**Task instructions:**
Set down each line of the data below exactly.

Start of Material for this task

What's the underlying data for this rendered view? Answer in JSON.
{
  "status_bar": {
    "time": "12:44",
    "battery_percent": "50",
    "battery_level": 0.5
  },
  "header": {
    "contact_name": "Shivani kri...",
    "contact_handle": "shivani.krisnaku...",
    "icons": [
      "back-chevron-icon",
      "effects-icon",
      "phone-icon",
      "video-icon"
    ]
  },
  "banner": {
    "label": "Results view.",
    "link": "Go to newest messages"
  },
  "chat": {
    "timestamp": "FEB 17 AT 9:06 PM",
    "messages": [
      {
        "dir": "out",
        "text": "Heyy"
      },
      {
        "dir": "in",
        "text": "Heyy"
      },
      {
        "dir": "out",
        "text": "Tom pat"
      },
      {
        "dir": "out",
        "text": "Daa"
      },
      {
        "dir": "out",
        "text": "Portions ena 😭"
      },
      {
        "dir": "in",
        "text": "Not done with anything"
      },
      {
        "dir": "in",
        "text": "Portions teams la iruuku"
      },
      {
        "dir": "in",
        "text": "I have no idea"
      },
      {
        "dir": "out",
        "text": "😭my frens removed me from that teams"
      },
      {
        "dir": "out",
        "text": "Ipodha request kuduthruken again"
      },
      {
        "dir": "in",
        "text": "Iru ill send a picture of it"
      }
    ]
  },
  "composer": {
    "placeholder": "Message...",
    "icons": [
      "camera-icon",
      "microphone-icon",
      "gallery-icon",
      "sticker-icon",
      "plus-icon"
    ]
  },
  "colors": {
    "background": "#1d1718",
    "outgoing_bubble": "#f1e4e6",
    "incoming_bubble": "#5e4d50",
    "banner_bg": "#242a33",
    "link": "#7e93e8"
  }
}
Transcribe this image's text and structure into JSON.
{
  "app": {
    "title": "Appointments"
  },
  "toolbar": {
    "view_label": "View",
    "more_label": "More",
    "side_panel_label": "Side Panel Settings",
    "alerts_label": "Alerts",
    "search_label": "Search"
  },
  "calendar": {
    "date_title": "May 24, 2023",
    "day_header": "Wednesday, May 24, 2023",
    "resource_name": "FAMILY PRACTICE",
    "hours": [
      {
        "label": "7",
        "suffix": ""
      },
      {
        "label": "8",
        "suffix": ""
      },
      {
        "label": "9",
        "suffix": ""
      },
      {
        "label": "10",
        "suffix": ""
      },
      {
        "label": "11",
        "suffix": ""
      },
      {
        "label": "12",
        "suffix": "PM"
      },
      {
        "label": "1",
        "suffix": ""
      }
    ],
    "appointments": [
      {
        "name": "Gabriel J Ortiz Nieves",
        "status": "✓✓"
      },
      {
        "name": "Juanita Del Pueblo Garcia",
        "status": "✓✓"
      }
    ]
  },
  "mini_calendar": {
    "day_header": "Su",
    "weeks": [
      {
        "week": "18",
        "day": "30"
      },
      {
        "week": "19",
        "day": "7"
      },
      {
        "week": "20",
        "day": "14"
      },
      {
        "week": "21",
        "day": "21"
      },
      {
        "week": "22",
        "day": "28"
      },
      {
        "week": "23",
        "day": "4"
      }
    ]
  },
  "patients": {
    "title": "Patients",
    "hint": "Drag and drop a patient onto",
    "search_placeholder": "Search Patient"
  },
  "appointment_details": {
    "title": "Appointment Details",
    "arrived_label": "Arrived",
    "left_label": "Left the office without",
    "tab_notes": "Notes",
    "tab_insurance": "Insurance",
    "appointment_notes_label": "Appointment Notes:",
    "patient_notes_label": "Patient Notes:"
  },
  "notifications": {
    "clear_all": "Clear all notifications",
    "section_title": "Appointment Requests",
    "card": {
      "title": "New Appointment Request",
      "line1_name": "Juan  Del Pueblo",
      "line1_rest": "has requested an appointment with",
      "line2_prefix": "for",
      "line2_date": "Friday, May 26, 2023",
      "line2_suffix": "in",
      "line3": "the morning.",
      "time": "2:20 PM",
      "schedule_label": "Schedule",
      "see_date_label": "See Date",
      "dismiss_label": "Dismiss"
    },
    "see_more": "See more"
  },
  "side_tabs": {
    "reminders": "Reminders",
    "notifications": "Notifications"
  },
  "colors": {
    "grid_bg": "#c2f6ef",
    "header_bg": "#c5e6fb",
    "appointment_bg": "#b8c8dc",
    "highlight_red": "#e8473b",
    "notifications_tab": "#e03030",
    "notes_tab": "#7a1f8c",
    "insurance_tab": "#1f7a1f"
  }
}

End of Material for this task

**The answer:**
What's the underlying data for this rendered view? Answer in JSON.
{
  "status_bar": {
    "time": "12:44",
    "battery_percent": "50",
    "battery_level": 0.5
  },
  "header": {
    "contact_name": "Shivani kri...",
    "contact_handle": "shivani.krisnaku...",
    "icons": [
      "back-chevron-icon",
      "effects-icon",
      "phone-icon",
      "video-icon"
    ]
  },
  "banner": {
    "label": "Results view.",
    "link": "Go to newest messages"
  },
  "chat": {
    "timestamp": "FEB 17 AT 9:06 PM",
    "messages": [
      {
        "dir": "out",
        "text": "Heyy"
      },
      {
        "dir": "in",
        "text": "Heyy"
      },
      {
        "dir": "out",
        "text": "Tom pat"
      },
      {
        "dir": "out",
        "text": "Daa"
      },
      {
        "dir": "out",
        "text": "Portions ena 😭"
      },
      {
        "dir": "in",
        "text": "Not done with anything"
      },
      {
        "dir": "in",
        "text": "Portions teams la iruuku"
      },
      {
        "dir": "in",
        "text": "I have no idea"
      },
      {
        "dir": "out",
        "text": "😭my frens removed me from that teams"
      },
      {
        "dir": "out",
        "text": "Ipodha request kuduthruken again"
      },
      {
        "dir": "in",
        "text": "Iru ill send a picture of it"
      }
    ]
  },
  "composer": {
    "placeholder": "Message...",
    "icons": [
      "camera-icon",
      "microphone-icon",
      "gallery-icon",
      "sticker-icon",
      "plus-icon"
    ]
  },
  "colors": {
    "background": "#1d1718",
    "outgoing_bubble": "#f1e4e6",
    "incoming_bubble": "#5e4d50",
    "banner_bg": "#242a33",
    "link": "#7e93e8"
  }
}
Transcribe this image's text and structure into JSON.
{
  "app": {
    "title": "Appointments"
  },
  "toolbar": {
    "view_label": "View",
    "more_label": "More",
    "side_panel_label": "Side Panel Settings",
    "alerts_label": "Alerts",
    "search_label": "Search"
  },
  "calendar": {
    "date_title": "May 24, 2023",
    "day_header": "Wednesday, May 24, 2023",
    "resource_name": "FAMILY PRACTICE",
    "hours": [
      {
        "label": "7",
        "suffix": ""
      },
      {
        "label": "8",
        "suffix": ""
      },
      {
        "label": "9",
        "suffix": ""
      },
      {
        "label": "10",
        "suffix": ""
      },
      {
        "label": "11",
        "suffix": ""
      },
      {
        "label": "12",
        "suffix": "PM"
      },
      {
        "label": "1",
        "suffix": ""
      }
    ],
    "appointments": [
      {
        "name": "Gabriel J Ortiz Nieves",
        "status": "✓✓"
      },
      {
        "name": "Juanita Del Pueblo Garcia",
        "status": "✓✓"
      }
    ]
  },
  "mini_calendar": {
    "day_header": "Su",
    "weeks": [
      {
        "week": "18",
        "day": "30"
      },
      {
        "week": "19",
        "day": "7"
      },
      {
        "week": "20",
        "day": "14"
      },
      {
        "week": "21",
        "day": "21"
      },
      {
        "week": "22",
        "day": "28"
      },
      {
        "week": "23",
        "day": "4"
      }
    ]
  },
  "patients": {
    "title": "Patients",
    "hint": "Drag and drop a patient onto",
    "search_placeholder": "Search Patient"
  },
  "appointment_details": {
    "title": "Appointment Details",
    "arrived_label": "Arrived",
    "left_label": "Left the office without",
    "tab_notes": "Notes",
    "tab_insurance": "Insurance",
    "appointment_notes_label": "Appointment Notes:",
    "patient_notes_label": "Patient Notes:"
  },
  "notifications": {
    "clear_all": "Clear all notifications",
    "section_title": "Appointment Requests",
    "card": {
      "title": "New Appointment Request",
      "line1_name": "Juan  Del Pueblo",
      "line1_rest": "has requested an appointment with",
      "line2_prefix": "for",
      "line2_date": "Friday, May 26, 2023",
      "line2_suffix": "in",
      "line3": "the morning.",
      "time": "2:20 PM",
      "schedule_label": "Schedule",
      "see_date_label": "See Date",
      "dismiss_label": "Dismiss"
    },
    "see_more": "See more"
  },
  "side_tabs": {
    "reminders": "Reminders",
    "notifications": "Notifications"
  },
  "colors": {
    "grid_bg": "#c2f6ef",
    "header_bg": "#c5e6fb",
    "appointment_bg": "#b8c8dc",
    "highlight_red": "#e8473b",
    "notifications_tab": "#e03030",
    "notes_tab": "#7a1f8c",
    "insurance_tab": "#1f7a1f"
  }
}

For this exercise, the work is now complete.